• WORK INSTRUCTION:
Set down the entries once more exactly as they were written.

• DATA SUPPLIED:

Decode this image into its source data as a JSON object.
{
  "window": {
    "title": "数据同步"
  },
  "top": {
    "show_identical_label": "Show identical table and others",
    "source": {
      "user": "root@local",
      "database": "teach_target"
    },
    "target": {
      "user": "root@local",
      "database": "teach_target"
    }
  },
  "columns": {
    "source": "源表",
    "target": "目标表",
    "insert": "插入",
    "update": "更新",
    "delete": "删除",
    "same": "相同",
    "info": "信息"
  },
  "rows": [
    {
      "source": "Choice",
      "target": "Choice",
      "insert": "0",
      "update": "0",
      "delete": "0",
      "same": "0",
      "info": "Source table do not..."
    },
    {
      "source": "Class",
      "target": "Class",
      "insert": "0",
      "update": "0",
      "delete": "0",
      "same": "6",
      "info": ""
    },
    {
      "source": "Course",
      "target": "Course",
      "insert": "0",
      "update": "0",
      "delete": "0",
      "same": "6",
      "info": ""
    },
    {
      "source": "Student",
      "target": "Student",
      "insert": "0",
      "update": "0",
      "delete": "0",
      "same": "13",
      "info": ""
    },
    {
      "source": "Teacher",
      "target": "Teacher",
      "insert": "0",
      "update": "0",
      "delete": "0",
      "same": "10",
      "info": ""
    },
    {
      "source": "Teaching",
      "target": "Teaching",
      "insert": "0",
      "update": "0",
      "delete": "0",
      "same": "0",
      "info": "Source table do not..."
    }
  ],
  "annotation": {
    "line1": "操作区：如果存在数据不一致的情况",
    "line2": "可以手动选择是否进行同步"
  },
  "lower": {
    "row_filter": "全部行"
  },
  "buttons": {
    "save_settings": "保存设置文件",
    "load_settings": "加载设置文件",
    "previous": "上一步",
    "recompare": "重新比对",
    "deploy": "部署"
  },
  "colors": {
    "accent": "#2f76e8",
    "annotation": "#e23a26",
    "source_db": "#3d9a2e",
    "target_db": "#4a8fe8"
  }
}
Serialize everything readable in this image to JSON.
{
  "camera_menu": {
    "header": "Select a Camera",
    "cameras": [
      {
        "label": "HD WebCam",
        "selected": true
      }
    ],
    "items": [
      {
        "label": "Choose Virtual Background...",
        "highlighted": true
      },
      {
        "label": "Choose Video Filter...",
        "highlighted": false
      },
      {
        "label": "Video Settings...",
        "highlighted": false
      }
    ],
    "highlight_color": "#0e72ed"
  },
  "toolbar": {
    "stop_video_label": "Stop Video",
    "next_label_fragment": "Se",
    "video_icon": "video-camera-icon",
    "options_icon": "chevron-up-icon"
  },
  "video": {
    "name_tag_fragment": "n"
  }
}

• THE ANSWER:
Decode this image into its source data as a JSON object.
{
  "window": {
    "title": "数据同步"
  },
  "top": {
    "show_identical_label": "Show identical table and others",
    "source": {
      "user": "root@local",
      "database": "teach_target"
    },
    "target": {
      "user": "root@local",
      "database": "teach_target"
    }
  },
  "columns": {
    "source": "源表",
    "target": "目标表",
    "insert": "插入",
    "update": "更新",
    "delete": "删除",
    "same": "相同",
    "info": "信息"
  },
  "rows": [
    {
      "source": "Choice",
      "target": "Choice",
      "insert": "0",
      "update": "0",
      "delete": "0",
      "same": "0",
      "info": "Source table do not..."
    },
    {
      "source": "Class",
      "target": "Class",
      "insert": "0",
      "update": "0",
      "delete": "0",
      "same": "6",
      "info": ""
    },
    {
      "source": "Course",
      "target": "Course",
      "insert": "0",
      "update": "0",
      "delete": "0",
      "same": "6",
      "info": ""
    },
    {
      "source": "Student",
      "target": "Student",
      "insert": "0",
      "update": "0",
      "delete": "0",
      "same": "13",
      "info": ""
    },
    {
      "source": "Teacher",
      "target": "Teacher",
      "insert": "0",
      "update": "0",
      "delete": "0",
      "same": "10",
      "info": ""
    },
    {
      "source": "Teaching",
      "target": "Teaching",
      "insert": "0",
      "update": "0",
      "delete": "0",
      "same": "0",
      "info": "Source table do not..."
    }
  ],
  "annotation": {
    "line1": "操作区：如果存在数据不一致的情况",
    "line2": "可以手动选择是否进行同步"
  },
  "lower": {
    "row_filter": "全部行"
  },
  "buttons": {
    "save_settings": "保存设置文件",
    "load_settings": "加载设置文件",
    "previous": "上一步",
    "recompare": "重新比对",
    "deploy": "部署"
  },
  "colors": {
    "accent": "#2f76e8",
    "annotation": "#e23a26",
    "source_db": "#3d9a2e",
    "target_db": "#4a8fe8"
  }
}
Serialize everything readable in this image to JSON.
{
  "camera_menu": {
    "header": "Select a Camera",
    "cameras": [
      {
        "label": "HD WebCam",
        "selected": true
      }
    ],
    "items": [
      {
        "label": "Choose Virtual Background...",
        "highlighted": true
      },
      {
        "label": "Choose Video Filter...",
        "highlighted": false
      },
      {
        "label": "Video Settings...",
        "highlighted": false
      }
    ],
    "highlight_color": "#0e72ed"
  },
  "toolbar": {
    "stop_video_label": "Stop Video",
    "next_label_fragment": "Se",
    "video_icon": "video-camera-icon",
    "options_icon": "chevron-up-icon"
  },
  "video": {
    "name_tag_fragment": "n"
  }
}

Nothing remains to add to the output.